. . . [I]f love belongs to the poet, and fear to the novelist, then loneliness belongs to the photographer. To be a photographer is to willingly enter the world of the lonely, because it is an artistic exercise in invisibility. In the course of its relatively brief history, photography (and, by extension, those who take photographs) has been accused repeatedly of constituting an act of predation, as if the street is a savannah and the person with a camera a large cat, silent and hungry, ready to sprint after its next meal. In reality, though, the person with the camera is not hiding but receding. She is willfully removing herself from the slipstream of life; she is making herself into a constant witness, someone who lives to see the lives of others, not to be seen herself. Writing is often assumed to be the loneliest profession, but solitude should not be confused for loneliness: one is a condition we choose, the other is a condition that is forced upon us. A writer creates a world, and she is the ruler of it; the photographer moves through the world, our world, hoping for anonymity, hoping she is able to humble herself enough to see and record what the rest of us—in our noisy perambulations, in our requests to be heard—are too present to our own selves to ever see. To practice this art requires first a commitment to self-erasure.
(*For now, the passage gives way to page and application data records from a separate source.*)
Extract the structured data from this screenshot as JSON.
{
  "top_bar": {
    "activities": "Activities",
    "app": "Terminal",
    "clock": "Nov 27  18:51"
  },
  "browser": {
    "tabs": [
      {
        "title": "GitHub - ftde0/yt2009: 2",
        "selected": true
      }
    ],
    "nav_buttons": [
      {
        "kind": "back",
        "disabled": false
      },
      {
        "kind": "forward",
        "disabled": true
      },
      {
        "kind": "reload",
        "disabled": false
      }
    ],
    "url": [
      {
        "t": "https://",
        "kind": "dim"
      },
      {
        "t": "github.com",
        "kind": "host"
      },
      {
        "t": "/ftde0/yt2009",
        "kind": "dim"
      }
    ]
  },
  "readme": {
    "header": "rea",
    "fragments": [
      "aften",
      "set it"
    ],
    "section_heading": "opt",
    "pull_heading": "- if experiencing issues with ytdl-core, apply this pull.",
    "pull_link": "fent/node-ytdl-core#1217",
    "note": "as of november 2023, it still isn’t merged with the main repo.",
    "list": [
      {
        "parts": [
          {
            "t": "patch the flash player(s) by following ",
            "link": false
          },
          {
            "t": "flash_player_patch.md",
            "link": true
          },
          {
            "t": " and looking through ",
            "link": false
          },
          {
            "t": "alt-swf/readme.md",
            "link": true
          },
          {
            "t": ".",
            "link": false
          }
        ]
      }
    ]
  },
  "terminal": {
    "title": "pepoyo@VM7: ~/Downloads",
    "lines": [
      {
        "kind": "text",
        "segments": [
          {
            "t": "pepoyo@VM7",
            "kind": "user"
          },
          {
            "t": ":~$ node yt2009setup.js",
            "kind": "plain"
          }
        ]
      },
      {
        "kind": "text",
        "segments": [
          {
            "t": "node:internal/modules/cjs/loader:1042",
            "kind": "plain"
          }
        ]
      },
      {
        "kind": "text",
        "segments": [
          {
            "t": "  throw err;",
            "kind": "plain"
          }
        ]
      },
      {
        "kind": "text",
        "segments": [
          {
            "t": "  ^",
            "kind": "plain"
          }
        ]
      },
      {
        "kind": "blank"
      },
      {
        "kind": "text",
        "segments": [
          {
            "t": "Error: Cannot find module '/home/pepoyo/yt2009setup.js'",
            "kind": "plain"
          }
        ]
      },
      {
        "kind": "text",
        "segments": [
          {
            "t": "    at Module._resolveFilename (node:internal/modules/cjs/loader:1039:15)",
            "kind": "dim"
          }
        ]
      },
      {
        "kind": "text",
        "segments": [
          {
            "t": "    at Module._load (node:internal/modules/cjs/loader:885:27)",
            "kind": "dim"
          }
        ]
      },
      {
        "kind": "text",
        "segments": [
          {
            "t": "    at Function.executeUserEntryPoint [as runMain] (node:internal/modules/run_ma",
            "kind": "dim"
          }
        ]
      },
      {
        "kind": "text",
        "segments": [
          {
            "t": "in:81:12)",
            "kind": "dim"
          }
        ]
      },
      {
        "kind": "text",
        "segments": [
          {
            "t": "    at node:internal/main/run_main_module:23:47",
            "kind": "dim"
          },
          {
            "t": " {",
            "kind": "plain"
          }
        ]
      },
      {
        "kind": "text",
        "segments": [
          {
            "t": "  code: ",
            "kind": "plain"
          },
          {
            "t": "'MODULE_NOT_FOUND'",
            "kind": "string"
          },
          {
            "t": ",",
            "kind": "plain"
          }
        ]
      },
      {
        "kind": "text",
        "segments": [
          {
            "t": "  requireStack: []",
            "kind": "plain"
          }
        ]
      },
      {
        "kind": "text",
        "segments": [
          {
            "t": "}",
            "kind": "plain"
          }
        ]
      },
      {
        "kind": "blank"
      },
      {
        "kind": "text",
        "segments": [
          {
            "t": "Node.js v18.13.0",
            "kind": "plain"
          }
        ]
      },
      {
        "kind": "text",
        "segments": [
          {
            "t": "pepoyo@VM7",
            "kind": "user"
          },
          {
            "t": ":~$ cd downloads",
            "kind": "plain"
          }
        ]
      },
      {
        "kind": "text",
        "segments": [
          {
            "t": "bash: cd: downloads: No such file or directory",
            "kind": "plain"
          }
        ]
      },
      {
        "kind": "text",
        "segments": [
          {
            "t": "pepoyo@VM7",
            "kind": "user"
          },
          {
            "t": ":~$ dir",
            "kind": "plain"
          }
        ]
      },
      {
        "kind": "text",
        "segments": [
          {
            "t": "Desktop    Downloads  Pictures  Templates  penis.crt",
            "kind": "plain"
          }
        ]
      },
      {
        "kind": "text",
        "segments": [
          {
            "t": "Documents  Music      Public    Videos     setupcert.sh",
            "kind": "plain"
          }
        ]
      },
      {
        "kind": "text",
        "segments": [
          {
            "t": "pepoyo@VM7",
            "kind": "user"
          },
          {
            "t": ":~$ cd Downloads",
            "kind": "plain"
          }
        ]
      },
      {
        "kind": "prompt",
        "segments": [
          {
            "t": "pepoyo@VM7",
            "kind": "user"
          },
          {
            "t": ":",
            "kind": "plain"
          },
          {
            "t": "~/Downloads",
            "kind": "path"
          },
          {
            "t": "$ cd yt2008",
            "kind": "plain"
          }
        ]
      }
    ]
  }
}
Hanya Yanagihara, Loneliness Belongs To The Photographer, JULY 10, 2016, The New Yorker